The Netherlands never ceases to amaze. For such a small country it has a lot of history. History that has had enormous influence on the world. The calm and attractive Vliet Canal is one of those pieces of a much larger historical puzzle. The canal connects Leiden to Delft, where it meets another canal that links it to the Nieuwe Maas river at Delfshaven. From there it is just a short journey to the open sea.
The Vliet Canal was dug in 47AD, when this area was part of the Roman Empire. In nearly 2,000 years of existence, many boats have sailed on it, none more important for Western Civilisation than the Dutch barges that sailed from Leiden to Delfshaven in July 1620. On board these boats were the men and women who would travel across the Atlantic on board the Mayflower, and go on to found Plymouth Colony.
These English religious dissidents would become known to posterity as the Pilgrim Fathers (were their no women?). They’d been living in Leiden for eleven years after fleeing what they saw as religious persecution. When they left Leiden on their way to establish what would become Massachusetts, they sailed down the Vliet Canal to Delfshaven, before boarding the Speedwell to England and then on to the New World.
I doubt any of the Pilgrims thought it a significant moment in history, and no one seems to make much of a fuss about it today either. Cycling along the Vliet, past grand houses and lovely polder landscapes, there is hardly any mention of this history other than a small statue in Leiden. It’s a lovely cycle though. Starting in Voorburg, a historic suburb of The Hague, I followed the canal all the way to Leiden.
I stopped in Voorburg to admire the Hofwijck, former home of Constantijn Huygens, a renowned 17th century Dutch politician, and of his son, Christiaan Huygens, whose study of the Rings of Saturn led him to discover Titan. A few kilometres further along the Vliet is the small village-cum-suburb of Leidschendam, which has a picturesque centre next to some locks on the canal.
Leidschendam has a human history that dates back to the Romans, but it was the canal that made it a prosperous place in the medieval period. Several windmills were built near here, and the 17th century Salamander windmill still sits on the banks of the Vliet. The Salamander was a sawmill, you can tell by the elongated building that forms its base – long enough to get a tree inside.
Next to the locks in Leidschendam is a very odd sculpture. I don’t know what it’s supposed to represent, but one of the three figures has a dog on his arm, another a sail boat, the third has a misshaped globe on his head. Either that or a potato. Try as I might, I’ve not been able to discover anything about this entertaining trio.
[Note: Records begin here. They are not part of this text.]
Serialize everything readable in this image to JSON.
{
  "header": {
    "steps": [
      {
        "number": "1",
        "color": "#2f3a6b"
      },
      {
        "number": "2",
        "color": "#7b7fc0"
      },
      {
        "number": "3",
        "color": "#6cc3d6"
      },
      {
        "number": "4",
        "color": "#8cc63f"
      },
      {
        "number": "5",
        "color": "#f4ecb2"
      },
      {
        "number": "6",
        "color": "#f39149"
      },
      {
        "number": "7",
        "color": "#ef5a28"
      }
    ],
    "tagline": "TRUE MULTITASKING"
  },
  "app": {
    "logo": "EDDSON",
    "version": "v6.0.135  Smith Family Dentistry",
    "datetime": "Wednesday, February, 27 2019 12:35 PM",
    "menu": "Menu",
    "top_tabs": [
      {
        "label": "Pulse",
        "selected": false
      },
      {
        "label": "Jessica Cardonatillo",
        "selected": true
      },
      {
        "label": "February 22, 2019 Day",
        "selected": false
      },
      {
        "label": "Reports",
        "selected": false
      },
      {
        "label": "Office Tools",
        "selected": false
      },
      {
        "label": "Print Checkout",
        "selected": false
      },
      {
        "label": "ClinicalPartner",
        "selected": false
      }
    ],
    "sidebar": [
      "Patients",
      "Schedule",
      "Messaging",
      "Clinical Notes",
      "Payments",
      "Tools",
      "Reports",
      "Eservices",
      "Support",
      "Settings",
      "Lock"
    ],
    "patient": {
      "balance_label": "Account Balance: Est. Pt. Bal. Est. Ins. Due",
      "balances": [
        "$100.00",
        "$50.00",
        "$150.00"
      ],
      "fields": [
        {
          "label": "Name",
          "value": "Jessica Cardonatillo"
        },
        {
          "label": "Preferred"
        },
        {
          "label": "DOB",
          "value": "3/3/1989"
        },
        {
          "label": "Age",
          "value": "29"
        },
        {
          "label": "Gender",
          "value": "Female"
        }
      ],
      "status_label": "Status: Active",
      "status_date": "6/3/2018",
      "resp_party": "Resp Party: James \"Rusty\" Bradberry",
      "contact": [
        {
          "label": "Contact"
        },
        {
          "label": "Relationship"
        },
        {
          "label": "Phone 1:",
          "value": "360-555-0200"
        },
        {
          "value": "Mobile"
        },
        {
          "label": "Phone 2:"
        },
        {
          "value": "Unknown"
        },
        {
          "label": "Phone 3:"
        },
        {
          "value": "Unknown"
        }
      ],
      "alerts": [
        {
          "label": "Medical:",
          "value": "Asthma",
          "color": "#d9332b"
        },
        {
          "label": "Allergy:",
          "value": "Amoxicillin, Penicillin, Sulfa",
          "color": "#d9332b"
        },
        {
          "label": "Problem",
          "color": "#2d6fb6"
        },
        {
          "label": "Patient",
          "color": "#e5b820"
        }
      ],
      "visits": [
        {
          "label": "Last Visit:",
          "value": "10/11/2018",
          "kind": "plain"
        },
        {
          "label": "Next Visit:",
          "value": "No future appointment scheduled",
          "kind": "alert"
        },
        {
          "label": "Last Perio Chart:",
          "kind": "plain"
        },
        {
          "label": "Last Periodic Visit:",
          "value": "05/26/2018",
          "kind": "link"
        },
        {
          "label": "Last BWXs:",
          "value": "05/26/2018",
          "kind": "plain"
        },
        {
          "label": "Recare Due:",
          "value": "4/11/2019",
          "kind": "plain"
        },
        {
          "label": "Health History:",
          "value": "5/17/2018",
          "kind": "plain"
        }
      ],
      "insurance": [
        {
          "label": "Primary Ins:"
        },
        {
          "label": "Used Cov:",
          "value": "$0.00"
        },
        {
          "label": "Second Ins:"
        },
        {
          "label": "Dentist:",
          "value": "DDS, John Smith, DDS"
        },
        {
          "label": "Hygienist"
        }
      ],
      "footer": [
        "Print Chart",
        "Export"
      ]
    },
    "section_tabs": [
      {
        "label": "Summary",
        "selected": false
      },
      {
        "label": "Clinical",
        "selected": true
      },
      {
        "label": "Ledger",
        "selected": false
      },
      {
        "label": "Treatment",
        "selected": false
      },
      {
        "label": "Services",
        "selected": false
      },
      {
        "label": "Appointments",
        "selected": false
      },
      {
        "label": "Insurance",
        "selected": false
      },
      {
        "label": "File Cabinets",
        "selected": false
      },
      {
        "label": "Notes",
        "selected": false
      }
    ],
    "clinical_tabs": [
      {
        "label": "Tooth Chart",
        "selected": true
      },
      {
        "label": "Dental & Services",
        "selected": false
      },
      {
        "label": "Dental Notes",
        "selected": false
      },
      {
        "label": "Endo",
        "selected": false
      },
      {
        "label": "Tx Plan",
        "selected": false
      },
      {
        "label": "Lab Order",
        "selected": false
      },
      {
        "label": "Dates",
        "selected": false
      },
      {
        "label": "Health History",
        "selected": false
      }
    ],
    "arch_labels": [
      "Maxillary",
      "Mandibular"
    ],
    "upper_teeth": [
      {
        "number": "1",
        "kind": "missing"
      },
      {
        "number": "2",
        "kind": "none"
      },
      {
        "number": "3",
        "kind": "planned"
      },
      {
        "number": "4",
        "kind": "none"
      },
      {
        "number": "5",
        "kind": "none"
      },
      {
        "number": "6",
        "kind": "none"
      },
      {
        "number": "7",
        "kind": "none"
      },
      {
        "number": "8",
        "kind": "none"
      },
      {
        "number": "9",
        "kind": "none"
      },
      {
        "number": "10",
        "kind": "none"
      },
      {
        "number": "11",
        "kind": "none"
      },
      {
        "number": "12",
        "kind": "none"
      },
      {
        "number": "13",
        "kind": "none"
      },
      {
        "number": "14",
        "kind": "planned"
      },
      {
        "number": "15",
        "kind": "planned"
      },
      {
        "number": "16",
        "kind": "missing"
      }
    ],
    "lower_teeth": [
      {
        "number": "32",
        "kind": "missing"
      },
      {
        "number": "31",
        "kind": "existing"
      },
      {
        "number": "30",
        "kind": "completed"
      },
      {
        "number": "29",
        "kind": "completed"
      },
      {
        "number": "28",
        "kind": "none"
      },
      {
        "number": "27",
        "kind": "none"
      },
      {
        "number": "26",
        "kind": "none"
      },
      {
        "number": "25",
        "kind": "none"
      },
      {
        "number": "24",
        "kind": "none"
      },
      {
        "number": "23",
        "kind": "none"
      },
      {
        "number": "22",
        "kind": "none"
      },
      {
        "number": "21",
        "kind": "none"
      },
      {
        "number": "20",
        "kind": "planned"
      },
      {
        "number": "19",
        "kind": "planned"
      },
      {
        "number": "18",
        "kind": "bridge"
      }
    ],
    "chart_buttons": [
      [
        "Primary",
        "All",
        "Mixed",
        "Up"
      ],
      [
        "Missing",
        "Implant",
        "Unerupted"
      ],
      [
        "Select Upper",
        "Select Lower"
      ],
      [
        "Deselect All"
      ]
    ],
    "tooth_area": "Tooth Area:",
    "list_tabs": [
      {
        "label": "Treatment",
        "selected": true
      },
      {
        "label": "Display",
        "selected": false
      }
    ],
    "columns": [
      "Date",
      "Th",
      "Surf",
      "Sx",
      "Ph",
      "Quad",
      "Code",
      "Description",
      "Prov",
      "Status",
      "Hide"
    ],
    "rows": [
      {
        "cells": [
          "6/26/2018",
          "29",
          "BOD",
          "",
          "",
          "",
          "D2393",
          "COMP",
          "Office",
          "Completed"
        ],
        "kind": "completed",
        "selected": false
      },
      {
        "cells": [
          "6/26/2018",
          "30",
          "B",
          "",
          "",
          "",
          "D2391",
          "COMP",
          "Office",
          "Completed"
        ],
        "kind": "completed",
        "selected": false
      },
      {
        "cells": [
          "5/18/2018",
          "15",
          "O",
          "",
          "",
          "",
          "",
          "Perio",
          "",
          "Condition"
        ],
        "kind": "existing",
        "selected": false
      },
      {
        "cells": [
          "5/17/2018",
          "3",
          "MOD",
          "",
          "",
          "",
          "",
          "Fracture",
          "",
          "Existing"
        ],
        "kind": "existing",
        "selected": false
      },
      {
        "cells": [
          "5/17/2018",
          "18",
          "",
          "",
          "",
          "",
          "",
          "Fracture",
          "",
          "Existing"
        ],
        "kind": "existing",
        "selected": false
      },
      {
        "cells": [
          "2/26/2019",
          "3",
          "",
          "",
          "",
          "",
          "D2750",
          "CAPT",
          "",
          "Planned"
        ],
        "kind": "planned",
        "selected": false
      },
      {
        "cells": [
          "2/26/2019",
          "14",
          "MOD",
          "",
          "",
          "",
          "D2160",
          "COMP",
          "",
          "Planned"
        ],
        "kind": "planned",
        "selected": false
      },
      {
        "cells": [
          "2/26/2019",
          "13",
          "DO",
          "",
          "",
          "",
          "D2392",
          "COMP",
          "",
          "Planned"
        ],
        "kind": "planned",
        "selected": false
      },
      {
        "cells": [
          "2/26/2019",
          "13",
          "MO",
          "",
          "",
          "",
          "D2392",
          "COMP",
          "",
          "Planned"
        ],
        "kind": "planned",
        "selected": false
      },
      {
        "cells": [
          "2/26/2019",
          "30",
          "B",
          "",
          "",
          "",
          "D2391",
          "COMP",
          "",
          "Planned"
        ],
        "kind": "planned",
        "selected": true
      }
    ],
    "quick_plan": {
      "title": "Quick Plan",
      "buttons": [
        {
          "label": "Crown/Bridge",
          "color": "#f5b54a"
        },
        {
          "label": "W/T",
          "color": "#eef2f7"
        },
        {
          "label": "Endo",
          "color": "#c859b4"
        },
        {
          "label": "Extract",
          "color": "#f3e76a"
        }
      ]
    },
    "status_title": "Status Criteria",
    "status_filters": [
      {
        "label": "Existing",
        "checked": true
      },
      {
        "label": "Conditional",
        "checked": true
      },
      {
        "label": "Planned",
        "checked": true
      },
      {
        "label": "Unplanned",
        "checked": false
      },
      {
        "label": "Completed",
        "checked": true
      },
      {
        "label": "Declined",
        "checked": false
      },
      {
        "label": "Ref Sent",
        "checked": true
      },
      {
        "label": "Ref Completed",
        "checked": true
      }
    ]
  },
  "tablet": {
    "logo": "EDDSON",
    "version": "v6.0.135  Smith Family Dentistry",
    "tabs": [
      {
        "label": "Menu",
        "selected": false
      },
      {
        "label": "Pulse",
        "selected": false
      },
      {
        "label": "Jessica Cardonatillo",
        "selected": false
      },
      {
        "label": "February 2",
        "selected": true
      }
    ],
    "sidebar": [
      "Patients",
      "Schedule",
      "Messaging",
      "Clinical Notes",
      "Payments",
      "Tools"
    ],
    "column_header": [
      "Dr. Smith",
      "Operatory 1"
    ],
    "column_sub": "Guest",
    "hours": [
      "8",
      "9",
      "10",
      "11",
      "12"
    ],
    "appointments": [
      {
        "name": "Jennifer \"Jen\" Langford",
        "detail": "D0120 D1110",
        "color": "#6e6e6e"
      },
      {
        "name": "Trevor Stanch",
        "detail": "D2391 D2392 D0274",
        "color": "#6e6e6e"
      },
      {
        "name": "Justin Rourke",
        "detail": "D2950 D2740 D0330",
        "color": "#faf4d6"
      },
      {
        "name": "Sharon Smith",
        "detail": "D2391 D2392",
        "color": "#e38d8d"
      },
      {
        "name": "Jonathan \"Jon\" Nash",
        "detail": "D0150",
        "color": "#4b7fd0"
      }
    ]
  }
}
If anyone knows anything about it, send me a message.
The rest of the 10 or 12 kilometres to Leiden is along the canal, you don’t pass through any more villages but you do pass lots of boats and through some attractive Dutch countryside. It’s not a long journey, but it is calm and peaceful, and right on my doorstep.